- any alterations and additions can be made instantly
- living online enables ‘live’ linking out to other resources
- the digital format means rich media are easily incorporated
- end of section questions (if appropriate) could have auto-response/auto-marking included to provide rapid feedback for students
- social features could be included to enable commenting and discussion on each topic, section or paragraph
- through the right choice of platform(s), the ‘book’ could be distributed in a variety of different ways – printed, mobile-enabled, ebook, etc.
If an open platform was chosen with storage or distribution in open formats, users would still be able to amend any aspects of the ‘book’ to better suit the needs of their students or local circumstances, rather than choose a textbook which meets the average needs of an average student. Perhaps we might even have students authoring sections?!
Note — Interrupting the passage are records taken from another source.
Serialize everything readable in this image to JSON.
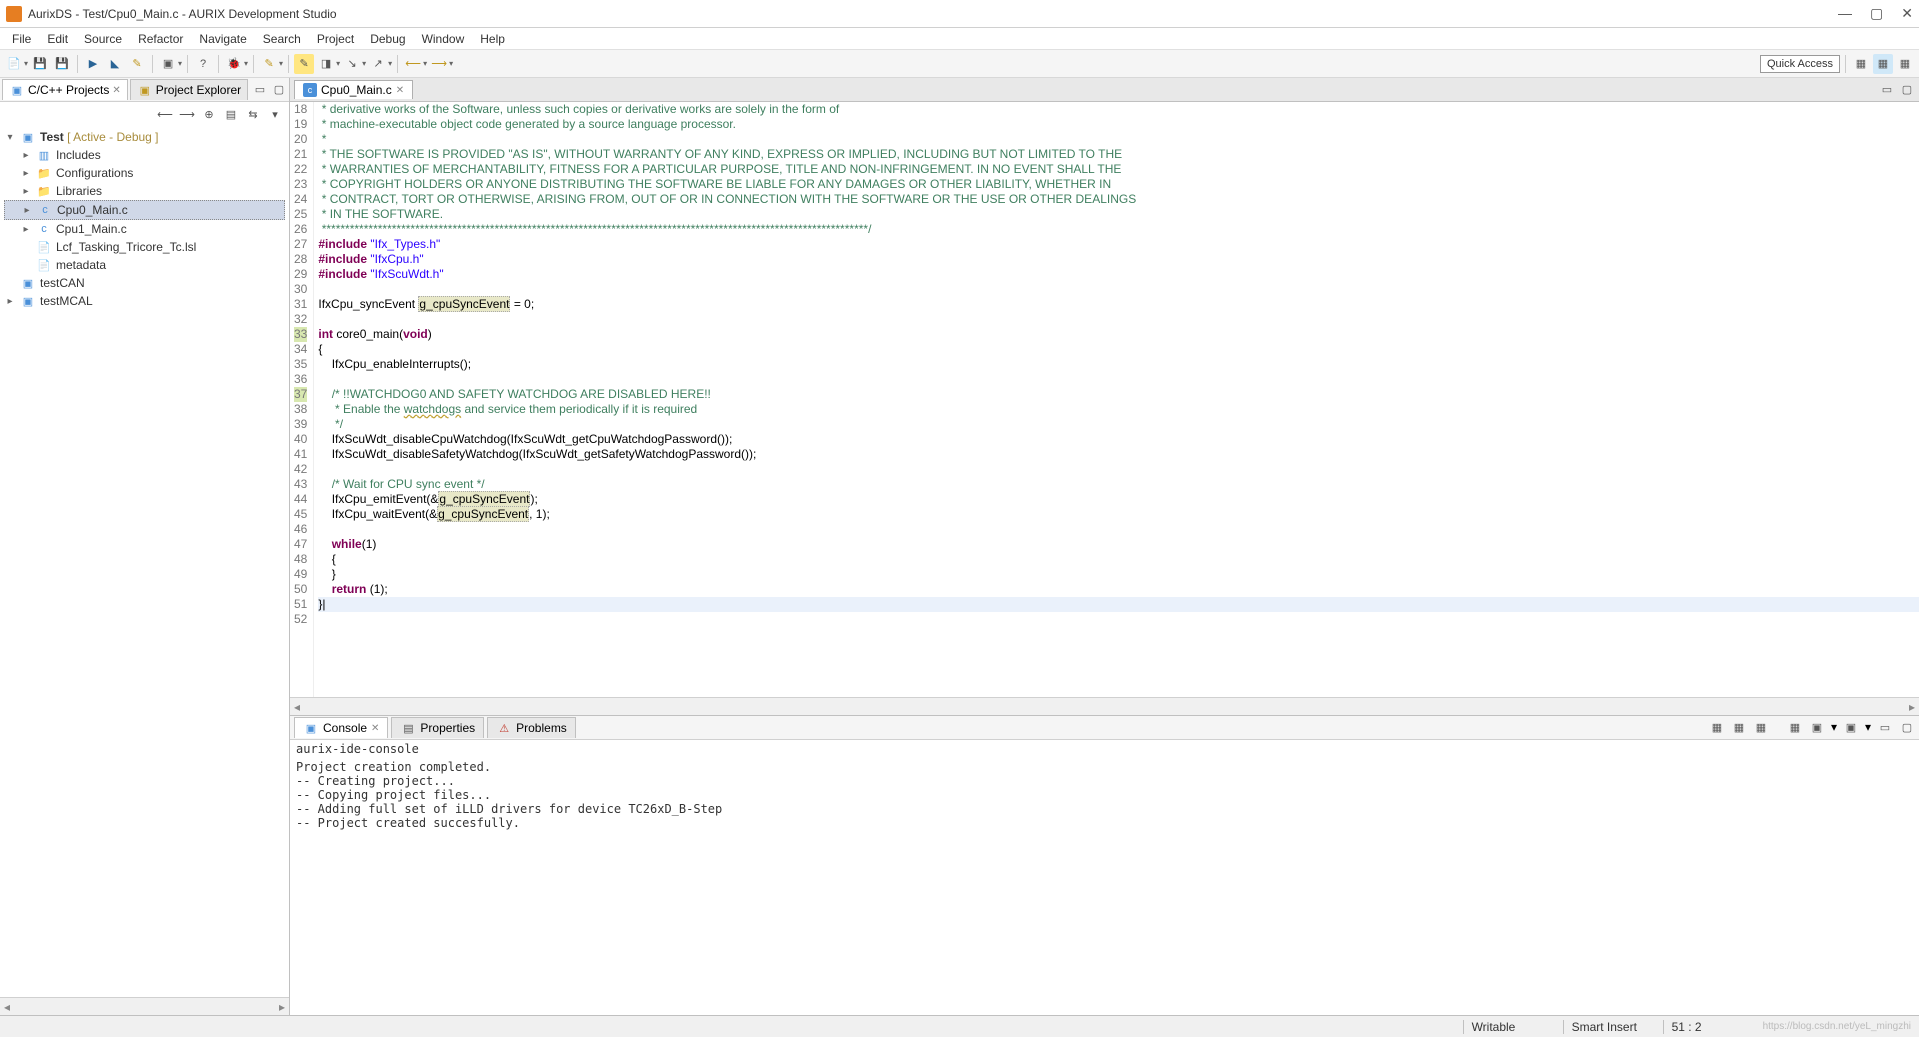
{
  "titlebar": {
    "title": "AurixDS - Test/Cpu0_Main.c - AURIX Development Studio"
  },
  "menu": {
    "items": [
      "File",
      "Edit",
      "Source",
      "Refactor",
      "Navigate",
      "Search",
      "Project",
      "Debug",
      "Window",
      "Help"
    ]
  },
  "toolbar": {
    "quick_access": "Quick Access"
  },
  "left": {
    "tab_active": "C/C++ Projects",
    "tab_inactive": "Project Explorer",
    "tree": {
      "root": "Test",
      "root_decor": "[ Active - Debug ]",
      "items": [
        "Includes",
        "Configurations",
        "Libraries",
        "Cpu0_Main.c",
        "Cpu1_Main.c",
        "Lcf_Tasking_Tricore_Tc.lsl",
        "metadata"
      ],
      "siblings": [
        "testCAN",
        "testMCAL"
      ]
    }
  },
  "editor": {
    "tab": "Cpu0_Main.c",
    "lines": [
      {
        "n": 18,
        "cls": "comment",
        "text": " * derivative works of the Software, unless such copies or derivative works are solely in the form of"
      },
      {
        "n": 19,
        "cls": "comment",
        "text": " * machine-executable object code generated by a source language processor."
      },
      {
        "n": 20,
        "cls": "comment",
        "text": " *"
      },
      {
        "n": 21,
        "cls": "comment",
        "text": " * THE SOFTWARE IS PROVIDED \"AS IS\", WITHOUT WARRANTY OF ANY KIND, EXPRESS OR IMPLIED, INCLUDING BUT NOT LIMITED TO THE"
      },
      {
        "n": 22,
        "cls": "comment",
        "text": " * WARRANTIES OF MERCHANTABILITY, FITNESS FOR A PARTICULAR PURPOSE, TITLE AND NON-INFRINGEMENT. IN NO EVENT SHALL THE"
      },
      {
        "n": 23,
        "cls": "comment",
        "text": " * COPYRIGHT HOLDERS OR ANYONE DISTRIBUTING THE SOFTWARE BE LIABLE FOR ANY DAMAGES OR OTHER LIABILITY, WHETHER IN"
      },
      {
        "n": 24,
        "cls": "comment",
        "text": " * CONTRACT, TORT OR OTHERWISE, ARISING FROM, OUT OF OR IN CONNECTION WITH THE SOFTWARE OR THE USE OR OTHER DEALINGS"
      },
      {
        "n": 25,
        "cls": "comment",
        "text": " * IN THE SOFTWARE."
      },
      {
        "n": 26,
        "cls": "comment",
        "text": " *********************************************************************************************************************/"
      },
      {
        "n": 27,
        "cls": "include",
        "text": "#include \"Ifx_Types.h\""
      },
      {
        "n": 28,
        "cls": "include",
        "text": "#include \"IfxCpu.h\""
      },
      {
        "n": 29,
        "cls": "include",
        "text": "#include \"IfxScuWdt.h\""
      },
      {
        "n": 30,
        "cls": "",
        "text": ""
      },
      {
        "n": 31,
        "cls": "decl",
        "text": "IfxCpu_syncEvent g_cpuSyncEvent = 0;"
      },
      {
        "n": 32,
        "cls": "",
        "text": ""
      },
      {
        "n": 33,
        "cls": "func",
        "text": "int core0_main(void)",
        "mark": true
      },
      {
        "n": 34,
        "cls": "",
        "text": "{"
      },
      {
        "n": 35,
        "cls": "",
        "text": "    IfxCpu_enableInterrupts();"
      },
      {
        "n": 36,
        "cls": "",
        "text": ""
      },
      {
        "n": 37,
        "cls": "comment",
        "text": "    /* !!WATCHDOG0 AND SAFETY WATCHDOG ARE DISABLED HERE!!",
        "mark": true
      },
      {
        "n": 38,
        "cls": "comment-warn",
        "text": "     * Enable the watchdogs and service them periodically if it is required"
      },
      {
        "n": 39,
        "cls": "comment",
        "text": "     */"
      },
      {
        "n": 40,
        "cls": "",
        "text": "    IfxScuWdt_disableCpuWatchdog(IfxScuWdt_getCpuWatchdogPassword());"
      },
      {
        "n": 41,
        "cls": "",
        "text": "    IfxScuWdt_disableSafetyWatchdog(IfxScuWdt_getSafetyWatchdogPassword());"
      },
      {
        "n": 42,
        "cls": "",
        "text": ""
      },
      {
        "n": 43,
        "cls": "comment",
        "text": "    /* Wait for CPU sync event */"
      },
      {
        "n": 44,
        "cls": "hlvar",
        "text": "    IfxCpu_emitEvent(&g_cpuSyncEvent);"
      },
      {
        "n": 45,
        "cls": "hlvar",
        "text": "    IfxCpu_waitEvent(&g_cpuSyncEvent, 1);"
      },
      {
        "n": 46,
        "cls": "",
        "text": ""
      },
      {
        "n": 47,
        "cls": "keyword",
        "text": "    while(1)"
      },
      {
        "n": 48,
        "cls": "",
        "text": "    {"
      },
      {
        "n": 49,
        "cls": "",
        "text": "    }"
      },
      {
        "n": 50,
        "cls": "keyword",
        "text": "    return (1);"
      },
      {
        "n": 51,
        "cls": "highlight",
        "text": "}|"
      },
      {
        "n": 52,
        "cls": "",
        "text": ""
      }
    ]
  },
  "bottom": {
    "tab_console": "Console",
    "tab_properties": "Properties",
    "tab_problems": "Problems",
    "console_title": "aurix-ide-console",
    "console_lines": [
      "Project creation completed.",
      "-- Creating project...",
      "-- Copying project files...",
      "-- Adding full set of iLLD drivers for device TC26xD_B-Step",
      "-- Project created succesfully."
    ]
  },
  "status": {
    "writable": "Writable",
    "insert": "Smart Insert",
    "position": "51 : 2",
    "watermark": "https://blog.csdn.net/yeL_mingzhi"
  }
}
There are also other potential wider benefits. Teachers and schools in developing nations invariably lack the financial resources to buy textbooks at the price we in more developed economies are able to afford. Worthy organisations like Book Aid repurpose the books which have reached the end of one life, for a new one in another land. Without any experience of how the recipients actually feel, I can only imagine that they have equal degrees of gratitude, tinged with regret that they have to rely on cast-offs? But given the increased connectivity that many peoples are now beginning to benefit from, an open textbook model would mean they too could enjoy the latest version of any book, perhaps in a format and with content that lend themselves to their local circumstances. And needless to say, it need not be one more handout since they would hopefully be in a position to be co-authors. To return to my comfort zone of Physics, the textbooks we use have content which (hopefully) reflects our everyday experience, so in a section on motion, there might be exemplars which draw on a passenger jet or an Olympic swimmer. I wonder how the same section might be written for a learner on the savannah in Africa or tropical rainforest of Borneo? And how might sections written to reflect those peoples’ experiences be used here to help our students better understand and appreciate the lives of friends around the world?
Free textbooks could be ‘free’ in so many ways.
And it appears things are already under way.
What do you think? A flight of fancy or exciting opportunity? What have I missed?